Luckily, there are still some alternatives to RivaTuner. EVGA has tweaked its own overclocking tool, called Precision, quite a bit, and so far, it works with any current GeForce card, regardless of the vendor. Its user interface is well-arranged and offers sensible overclocking settings. You can synchronize your selected clock speed settings with other graphics cards in an SLI setup, test the selected values, adjust the fan speed, and modify the clock speeds of the GPU, memory, and shaders individually. Don’t get carried away though. In our case, the slider allowed settings as high as 1,050/2,250/1,600 MHz (GPU/shaders/memory), which is almost twice Nvidia’s reference settings. The design of the tool’s options menu is reminiscent of RivaTuner.
- CPUs Have More Headroom
- Keeping Cool (Enough)
- Graphics Chips And Our Test Setup
- MSI’s D.O.T.-Enabled Driver
- Overclocking The ATI Card Via D.O.T.
- Benchmarks: ATI And D.O.T.
- Overclocking Using RivaTuner And Tray Tools
- Benchmarks: ATI And Catalyst 9.6
- Overclocking: Nvidia And D.O.T.
- Benchmarks: Nvidia And D.O.T.
- Overclocking: Nvidia With CoreCenter And AirForce
- Benchmarks: Nvidia And GeForce 186.18
- RivaTuner And Precision
- Effects Of Overclocking: ATI
- Effects Of Overclocking: Nvidia

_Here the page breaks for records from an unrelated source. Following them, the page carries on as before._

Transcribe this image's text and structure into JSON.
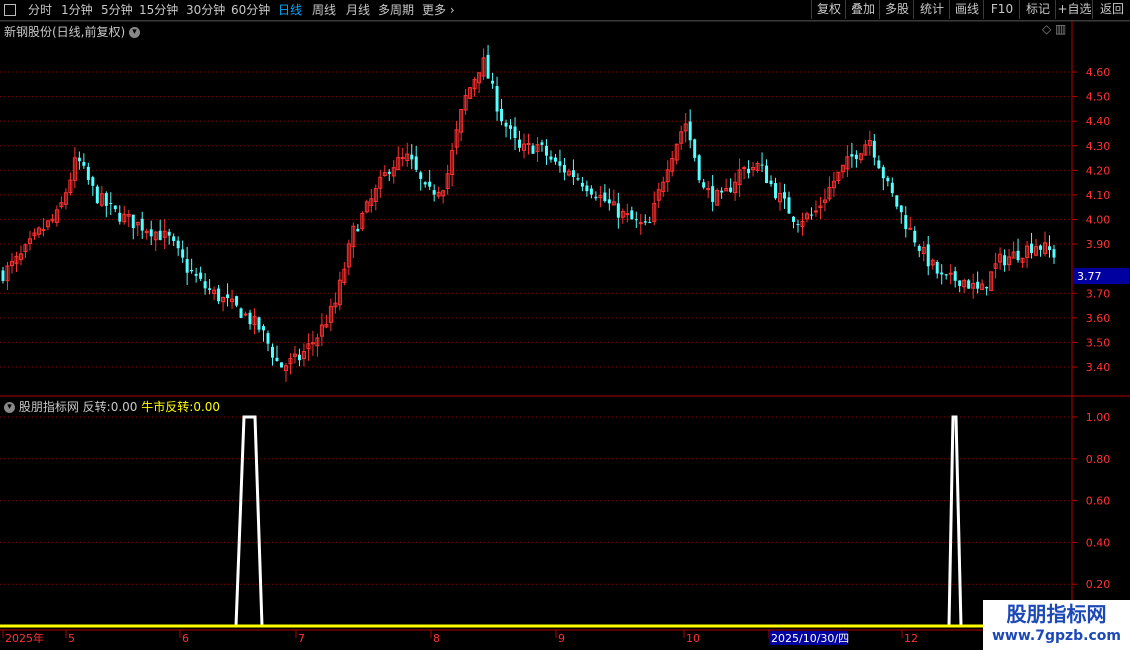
{
  "toolbar": {
    "periods": [
      "分时",
      "1分钟",
      "5分钟",
      "15分钟",
      "30分钟",
      "60分钟",
      "日线",
      "周线",
      "月线",
      "多周期",
      "更多"
    ],
    "active_period": "日线",
    "right_buttons": [
      "复权",
      "叠加",
      "多股",
      "统计",
      "画线",
      "F10",
      "标记",
      "+自选",
      "返回"
    ]
  },
  "main_panel": {
    "title": "新钢股份(日线,前复权)",
    "price_ticks": [
      "4.60",
      "4.50",
      "4.40",
      "4.30",
      "4.20",
      "4.10",
      "4.00",
      "3.90",
      "3.70",
      "3.60",
      "3.50",
      "3.40"
    ],
    "current_price": "3.77"
  },
  "indicator_panel": {
    "name": "股朋指标网",
    "series": [
      {
        "label": "反转:",
        "value": "0.00"
      },
      {
        "label": "牛市反转:",
        "value": "0.00"
      }
    ],
    "ticks": [
      "1.00",
      "0.80",
      "0.60",
      "0.40",
      "0.20"
    ]
  },
  "time_axis": {
    "labels": [
      "2025年",
      "5",
      "6",
      "7",
      "8",
      "9",
      "10",
      "2025/10/30/四",
      "12"
    ]
  },
  "watermark": {
    "name": "股朋指标网",
    "url": "www.7gpzb.com"
  },
  "colors": {
    "up": "#ff3232",
    "down": "#54ffff",
    "grid": "#8a0000",
    "axis": "#b40000",
    "signal": "#ffffff",
    "bull_signal": "#ffff00",
    "price_tag_bg": "#0000a0"
  },
  "chart_data": {
    "type": "candlestick",
    "title": "新钢股份(日线,前复权)",
    "ylim": [
      3.35,
      4.7
    ],
    "x_period_labels": [
      "2025年",
      "5",
      "6",
      "7",
      "8",
      "9",
      "10",
      "2025/10/30/四",
      "12"
    ],
    "close_trend": [
      3.78,
      3.85,
      3.95,
      4.02,
      4.25,
      4.1,
      4.03,
      3.99,
      3.96,
      3.92,
      3.8,
      3.72,
      3.67,
      3.62,
      3.55,
      3.4,
      3.43,
      3.52,
      3.65,
      3.95,
      4.08,
      4.22,
      4.25,
      4.1,
      4.15,
      4.48,
      4.65,
      4.42,
      4.28,
      4.3,
      4.22,
      4.18,
      4.12,
      4.05,
      4.0,
      3.96,
      4.22,
      4.4,
      4.12,
      4.08,
      4.2,
      4.22,
      4.1,
      4.0,
      4.02,
      4.15,
      4.25,
      4.33,
      4.13,
      3.98,
      3.85,
      3.75,
      3.76,
      3.7,
      3.83,
      3.86,
      3.9,
      3.86
    ],
    "indicator": {
      "series": [
        {
          "name": "反转",
          "pulse_at": [
            "6",
            "12"
          ],
          "max": 1.0
        },
        {
          "name": "牛市反转",
          "value": 0.0
        }
      ],
      "ylim": [
        0,
        1.05
      ]
    }
  }
}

- Overall Performance
- Performance Per Watt
- 3D Performance (Sorted By Anti-Aliasing)
- Conclusion: It’s A Tie